Work through the records that follow and return each line containing the word "What".

(GIVEN RECORDS)
_ _ _ _

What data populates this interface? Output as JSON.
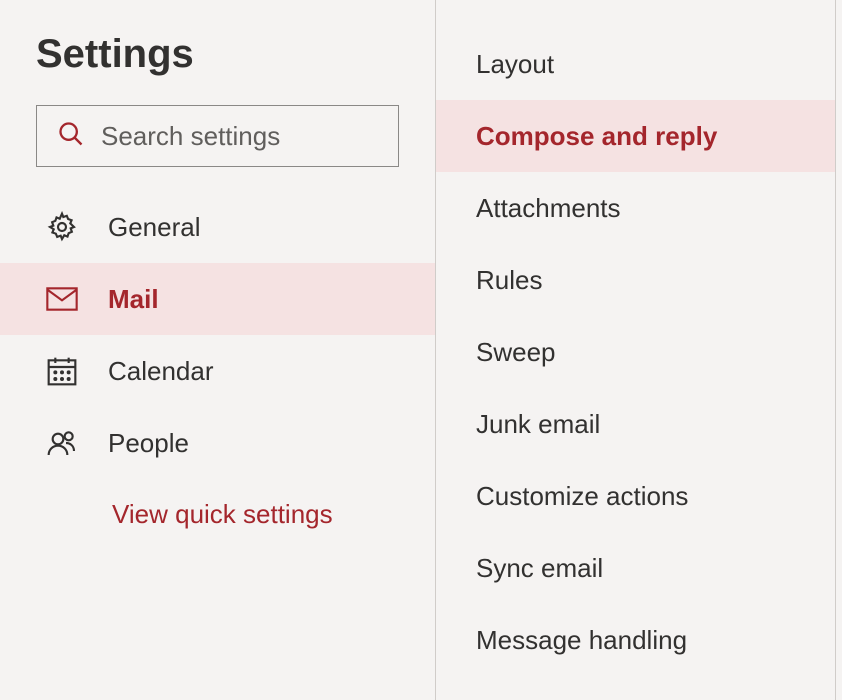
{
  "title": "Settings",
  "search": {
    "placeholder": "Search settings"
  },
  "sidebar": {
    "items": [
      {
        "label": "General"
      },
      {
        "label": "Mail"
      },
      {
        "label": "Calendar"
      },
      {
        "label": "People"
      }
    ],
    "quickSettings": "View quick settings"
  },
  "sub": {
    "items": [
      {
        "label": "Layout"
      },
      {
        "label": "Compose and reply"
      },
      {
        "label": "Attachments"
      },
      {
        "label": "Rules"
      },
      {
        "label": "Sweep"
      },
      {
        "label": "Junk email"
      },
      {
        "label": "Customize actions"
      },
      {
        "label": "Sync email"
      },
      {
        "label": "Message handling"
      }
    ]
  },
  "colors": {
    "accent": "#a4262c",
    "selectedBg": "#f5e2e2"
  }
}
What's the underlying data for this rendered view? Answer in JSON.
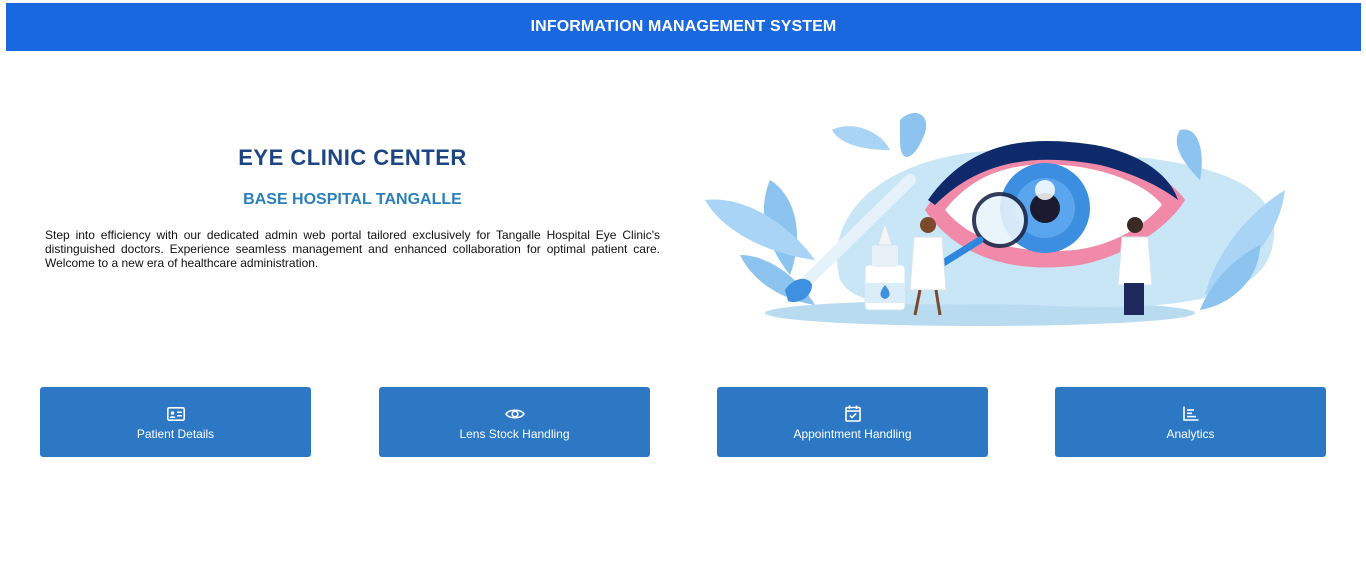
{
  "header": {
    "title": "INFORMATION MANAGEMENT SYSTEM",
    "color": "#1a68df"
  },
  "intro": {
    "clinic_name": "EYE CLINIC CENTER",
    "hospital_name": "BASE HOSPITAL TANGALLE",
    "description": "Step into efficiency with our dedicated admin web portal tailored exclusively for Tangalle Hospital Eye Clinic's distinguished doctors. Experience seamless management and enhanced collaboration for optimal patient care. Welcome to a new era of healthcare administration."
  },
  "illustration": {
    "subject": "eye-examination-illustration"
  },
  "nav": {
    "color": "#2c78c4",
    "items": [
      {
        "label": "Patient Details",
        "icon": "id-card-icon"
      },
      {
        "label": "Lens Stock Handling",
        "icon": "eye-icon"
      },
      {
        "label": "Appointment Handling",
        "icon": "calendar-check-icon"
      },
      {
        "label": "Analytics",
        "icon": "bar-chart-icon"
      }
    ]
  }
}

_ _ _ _

(ANSWER)
What data populates this interface? Output as JSON.
What's the underlying data for this rendered view? Answer in JSON.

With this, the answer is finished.